*The problem:* Copy each line in the data below that contains the word "seamlessly".

====== Working data

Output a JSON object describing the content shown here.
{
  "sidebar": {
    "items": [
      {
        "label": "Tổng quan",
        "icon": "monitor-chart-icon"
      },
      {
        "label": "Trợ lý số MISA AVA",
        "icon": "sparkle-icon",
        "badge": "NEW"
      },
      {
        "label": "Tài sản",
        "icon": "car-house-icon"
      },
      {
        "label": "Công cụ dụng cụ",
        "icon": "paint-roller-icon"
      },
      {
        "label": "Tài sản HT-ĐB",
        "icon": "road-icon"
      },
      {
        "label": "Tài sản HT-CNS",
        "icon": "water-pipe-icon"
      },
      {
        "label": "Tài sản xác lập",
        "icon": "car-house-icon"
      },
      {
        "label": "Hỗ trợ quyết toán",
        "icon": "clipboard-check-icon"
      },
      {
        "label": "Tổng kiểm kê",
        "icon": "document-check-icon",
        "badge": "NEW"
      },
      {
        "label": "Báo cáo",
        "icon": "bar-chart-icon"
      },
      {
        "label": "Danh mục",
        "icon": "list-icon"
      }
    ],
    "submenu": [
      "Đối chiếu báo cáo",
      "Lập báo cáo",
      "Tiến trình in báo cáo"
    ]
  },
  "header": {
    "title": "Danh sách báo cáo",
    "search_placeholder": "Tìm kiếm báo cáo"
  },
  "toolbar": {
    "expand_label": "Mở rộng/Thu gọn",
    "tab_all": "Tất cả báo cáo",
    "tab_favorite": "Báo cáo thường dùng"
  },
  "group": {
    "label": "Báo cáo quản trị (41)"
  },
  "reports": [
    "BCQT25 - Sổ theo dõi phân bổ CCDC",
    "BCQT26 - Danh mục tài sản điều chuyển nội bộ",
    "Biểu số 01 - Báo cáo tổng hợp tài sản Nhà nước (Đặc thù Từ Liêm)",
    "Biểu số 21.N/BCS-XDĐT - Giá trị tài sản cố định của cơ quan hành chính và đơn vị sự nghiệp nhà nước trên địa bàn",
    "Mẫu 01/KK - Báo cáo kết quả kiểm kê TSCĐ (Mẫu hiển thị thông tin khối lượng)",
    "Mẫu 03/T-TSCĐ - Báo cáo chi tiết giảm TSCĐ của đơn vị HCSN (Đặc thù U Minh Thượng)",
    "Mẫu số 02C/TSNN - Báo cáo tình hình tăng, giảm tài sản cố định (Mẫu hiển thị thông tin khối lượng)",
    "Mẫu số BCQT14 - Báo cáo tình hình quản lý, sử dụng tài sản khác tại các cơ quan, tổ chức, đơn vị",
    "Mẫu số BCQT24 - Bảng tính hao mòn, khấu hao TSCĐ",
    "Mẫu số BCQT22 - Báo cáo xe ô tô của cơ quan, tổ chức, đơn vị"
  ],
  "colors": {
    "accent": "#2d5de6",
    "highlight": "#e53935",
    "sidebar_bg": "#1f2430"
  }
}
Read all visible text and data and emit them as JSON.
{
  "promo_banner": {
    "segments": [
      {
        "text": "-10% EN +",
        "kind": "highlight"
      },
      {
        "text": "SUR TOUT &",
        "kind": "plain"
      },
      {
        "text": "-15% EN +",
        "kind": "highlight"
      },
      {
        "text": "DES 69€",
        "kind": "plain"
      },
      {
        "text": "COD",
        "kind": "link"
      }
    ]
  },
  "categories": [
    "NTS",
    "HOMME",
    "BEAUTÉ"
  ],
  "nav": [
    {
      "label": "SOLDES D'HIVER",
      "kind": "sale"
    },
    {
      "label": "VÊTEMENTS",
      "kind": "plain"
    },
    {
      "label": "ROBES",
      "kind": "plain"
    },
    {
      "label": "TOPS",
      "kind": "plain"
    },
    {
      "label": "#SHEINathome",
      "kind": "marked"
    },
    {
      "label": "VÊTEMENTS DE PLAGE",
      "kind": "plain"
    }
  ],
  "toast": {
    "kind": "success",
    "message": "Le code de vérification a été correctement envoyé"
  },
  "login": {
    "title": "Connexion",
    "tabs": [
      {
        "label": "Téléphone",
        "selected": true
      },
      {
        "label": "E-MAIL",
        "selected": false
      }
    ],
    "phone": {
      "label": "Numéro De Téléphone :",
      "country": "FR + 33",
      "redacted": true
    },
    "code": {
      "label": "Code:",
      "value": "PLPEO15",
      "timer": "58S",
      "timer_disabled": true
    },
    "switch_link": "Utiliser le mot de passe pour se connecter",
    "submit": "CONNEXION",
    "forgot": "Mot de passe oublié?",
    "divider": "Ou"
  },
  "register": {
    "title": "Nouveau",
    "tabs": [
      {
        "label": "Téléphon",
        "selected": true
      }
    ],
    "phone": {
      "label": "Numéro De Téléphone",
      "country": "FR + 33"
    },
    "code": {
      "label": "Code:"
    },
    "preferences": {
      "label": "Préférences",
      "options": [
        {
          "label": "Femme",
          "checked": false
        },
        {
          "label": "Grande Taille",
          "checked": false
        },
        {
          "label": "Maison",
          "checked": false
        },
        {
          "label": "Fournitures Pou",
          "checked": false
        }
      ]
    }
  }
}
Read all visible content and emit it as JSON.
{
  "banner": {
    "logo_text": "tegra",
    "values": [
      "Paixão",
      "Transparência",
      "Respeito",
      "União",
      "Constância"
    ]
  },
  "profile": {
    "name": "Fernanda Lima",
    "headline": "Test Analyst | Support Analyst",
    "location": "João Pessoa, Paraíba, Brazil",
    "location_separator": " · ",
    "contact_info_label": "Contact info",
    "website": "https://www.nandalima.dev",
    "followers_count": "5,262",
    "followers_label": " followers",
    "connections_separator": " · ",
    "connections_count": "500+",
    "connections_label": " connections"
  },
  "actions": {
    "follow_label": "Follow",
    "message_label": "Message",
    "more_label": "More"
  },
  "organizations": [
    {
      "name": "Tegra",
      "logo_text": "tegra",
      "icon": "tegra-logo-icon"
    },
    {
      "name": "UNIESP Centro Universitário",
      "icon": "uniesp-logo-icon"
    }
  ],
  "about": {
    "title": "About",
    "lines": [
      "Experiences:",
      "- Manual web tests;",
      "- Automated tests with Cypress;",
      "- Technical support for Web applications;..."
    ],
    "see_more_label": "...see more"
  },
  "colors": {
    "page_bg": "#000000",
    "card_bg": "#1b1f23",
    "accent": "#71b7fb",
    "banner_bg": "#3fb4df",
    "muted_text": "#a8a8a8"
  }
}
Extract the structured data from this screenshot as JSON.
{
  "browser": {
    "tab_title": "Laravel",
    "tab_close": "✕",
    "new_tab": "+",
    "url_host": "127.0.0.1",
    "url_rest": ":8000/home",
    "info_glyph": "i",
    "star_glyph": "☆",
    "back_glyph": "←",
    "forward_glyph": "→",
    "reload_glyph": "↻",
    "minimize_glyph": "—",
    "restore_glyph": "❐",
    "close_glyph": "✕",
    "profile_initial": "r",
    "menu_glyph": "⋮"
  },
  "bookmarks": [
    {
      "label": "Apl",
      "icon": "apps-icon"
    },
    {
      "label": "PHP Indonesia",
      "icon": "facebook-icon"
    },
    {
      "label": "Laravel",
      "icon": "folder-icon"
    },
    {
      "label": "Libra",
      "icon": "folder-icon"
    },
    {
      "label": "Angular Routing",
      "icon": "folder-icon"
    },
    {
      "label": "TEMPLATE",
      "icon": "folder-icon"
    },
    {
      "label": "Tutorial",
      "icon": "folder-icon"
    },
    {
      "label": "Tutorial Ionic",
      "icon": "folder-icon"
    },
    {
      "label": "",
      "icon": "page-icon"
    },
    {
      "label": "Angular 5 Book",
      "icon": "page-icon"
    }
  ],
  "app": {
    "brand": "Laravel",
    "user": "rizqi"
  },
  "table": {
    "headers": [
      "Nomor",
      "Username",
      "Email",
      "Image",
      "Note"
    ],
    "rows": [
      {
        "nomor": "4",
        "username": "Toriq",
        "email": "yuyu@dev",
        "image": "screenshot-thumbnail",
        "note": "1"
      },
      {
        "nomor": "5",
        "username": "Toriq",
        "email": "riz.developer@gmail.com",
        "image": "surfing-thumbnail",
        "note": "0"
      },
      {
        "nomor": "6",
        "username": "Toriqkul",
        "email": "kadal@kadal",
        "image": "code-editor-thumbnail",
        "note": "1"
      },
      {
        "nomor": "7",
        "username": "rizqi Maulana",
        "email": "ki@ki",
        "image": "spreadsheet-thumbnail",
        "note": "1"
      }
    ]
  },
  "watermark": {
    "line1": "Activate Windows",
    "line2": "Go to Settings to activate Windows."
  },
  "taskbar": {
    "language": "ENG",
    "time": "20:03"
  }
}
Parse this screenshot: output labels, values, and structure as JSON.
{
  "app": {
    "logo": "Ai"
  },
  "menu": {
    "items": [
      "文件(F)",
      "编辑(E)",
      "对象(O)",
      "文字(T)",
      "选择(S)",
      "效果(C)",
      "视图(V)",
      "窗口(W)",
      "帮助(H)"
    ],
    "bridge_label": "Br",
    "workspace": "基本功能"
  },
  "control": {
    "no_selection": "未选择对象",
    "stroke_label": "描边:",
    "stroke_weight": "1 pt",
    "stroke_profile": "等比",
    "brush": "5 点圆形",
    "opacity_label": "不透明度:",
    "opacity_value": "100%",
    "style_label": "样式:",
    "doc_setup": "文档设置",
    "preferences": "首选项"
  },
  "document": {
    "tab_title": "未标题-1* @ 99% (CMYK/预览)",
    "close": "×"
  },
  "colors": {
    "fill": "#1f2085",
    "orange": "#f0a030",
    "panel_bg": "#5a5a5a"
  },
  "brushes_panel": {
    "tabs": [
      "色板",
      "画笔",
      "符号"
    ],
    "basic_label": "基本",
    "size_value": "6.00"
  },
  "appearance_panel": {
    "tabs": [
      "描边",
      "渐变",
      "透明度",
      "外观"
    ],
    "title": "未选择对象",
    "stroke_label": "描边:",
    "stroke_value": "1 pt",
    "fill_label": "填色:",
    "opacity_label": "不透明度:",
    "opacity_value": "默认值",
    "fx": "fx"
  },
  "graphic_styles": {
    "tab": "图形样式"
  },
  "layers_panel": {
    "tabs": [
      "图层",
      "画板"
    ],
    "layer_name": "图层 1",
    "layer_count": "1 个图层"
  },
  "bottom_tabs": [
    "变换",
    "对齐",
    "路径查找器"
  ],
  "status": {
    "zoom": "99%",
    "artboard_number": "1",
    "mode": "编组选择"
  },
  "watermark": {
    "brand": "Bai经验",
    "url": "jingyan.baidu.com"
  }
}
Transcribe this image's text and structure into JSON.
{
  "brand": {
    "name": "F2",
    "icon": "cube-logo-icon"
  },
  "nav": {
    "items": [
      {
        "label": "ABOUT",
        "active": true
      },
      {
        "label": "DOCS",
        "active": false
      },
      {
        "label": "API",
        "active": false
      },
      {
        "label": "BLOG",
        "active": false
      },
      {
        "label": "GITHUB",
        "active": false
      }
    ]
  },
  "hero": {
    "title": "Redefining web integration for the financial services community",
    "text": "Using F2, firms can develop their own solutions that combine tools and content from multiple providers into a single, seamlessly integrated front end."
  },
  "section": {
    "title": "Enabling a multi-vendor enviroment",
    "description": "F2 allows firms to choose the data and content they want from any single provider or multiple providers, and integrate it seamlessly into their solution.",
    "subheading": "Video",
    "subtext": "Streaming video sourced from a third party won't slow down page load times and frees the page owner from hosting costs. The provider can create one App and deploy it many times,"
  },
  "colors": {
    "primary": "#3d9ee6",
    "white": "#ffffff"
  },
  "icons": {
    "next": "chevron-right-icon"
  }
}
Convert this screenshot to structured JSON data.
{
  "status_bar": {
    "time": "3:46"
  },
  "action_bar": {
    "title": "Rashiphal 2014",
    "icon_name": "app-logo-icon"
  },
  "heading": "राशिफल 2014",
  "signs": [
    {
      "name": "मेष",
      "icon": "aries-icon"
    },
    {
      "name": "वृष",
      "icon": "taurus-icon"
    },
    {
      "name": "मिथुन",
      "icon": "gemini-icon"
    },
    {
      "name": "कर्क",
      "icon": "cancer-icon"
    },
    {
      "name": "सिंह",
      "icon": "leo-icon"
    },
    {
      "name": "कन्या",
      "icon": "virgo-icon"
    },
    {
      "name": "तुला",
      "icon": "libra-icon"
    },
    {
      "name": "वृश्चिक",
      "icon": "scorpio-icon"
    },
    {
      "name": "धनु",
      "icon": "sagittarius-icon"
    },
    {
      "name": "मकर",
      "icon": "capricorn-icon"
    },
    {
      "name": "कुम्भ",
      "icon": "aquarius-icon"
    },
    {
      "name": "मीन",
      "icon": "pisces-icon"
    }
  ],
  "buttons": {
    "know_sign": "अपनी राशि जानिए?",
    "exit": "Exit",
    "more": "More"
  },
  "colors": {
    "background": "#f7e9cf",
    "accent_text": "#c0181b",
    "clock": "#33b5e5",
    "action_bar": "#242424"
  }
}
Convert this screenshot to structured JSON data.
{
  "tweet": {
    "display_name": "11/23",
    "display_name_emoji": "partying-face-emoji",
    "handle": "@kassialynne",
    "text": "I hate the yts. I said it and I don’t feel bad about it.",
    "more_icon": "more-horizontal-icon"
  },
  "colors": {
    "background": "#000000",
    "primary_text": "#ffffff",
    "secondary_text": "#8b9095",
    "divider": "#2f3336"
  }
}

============

*Result:*
    "text": "Using F2, firms can develop their own solutions that combine tools and content from multiple providers into a single, seamlessly integrated front end."
    "description": "F2 allows firms to choose the data and content they want from any single provider or multiple providers, and integrate it seamlessly into their solution.",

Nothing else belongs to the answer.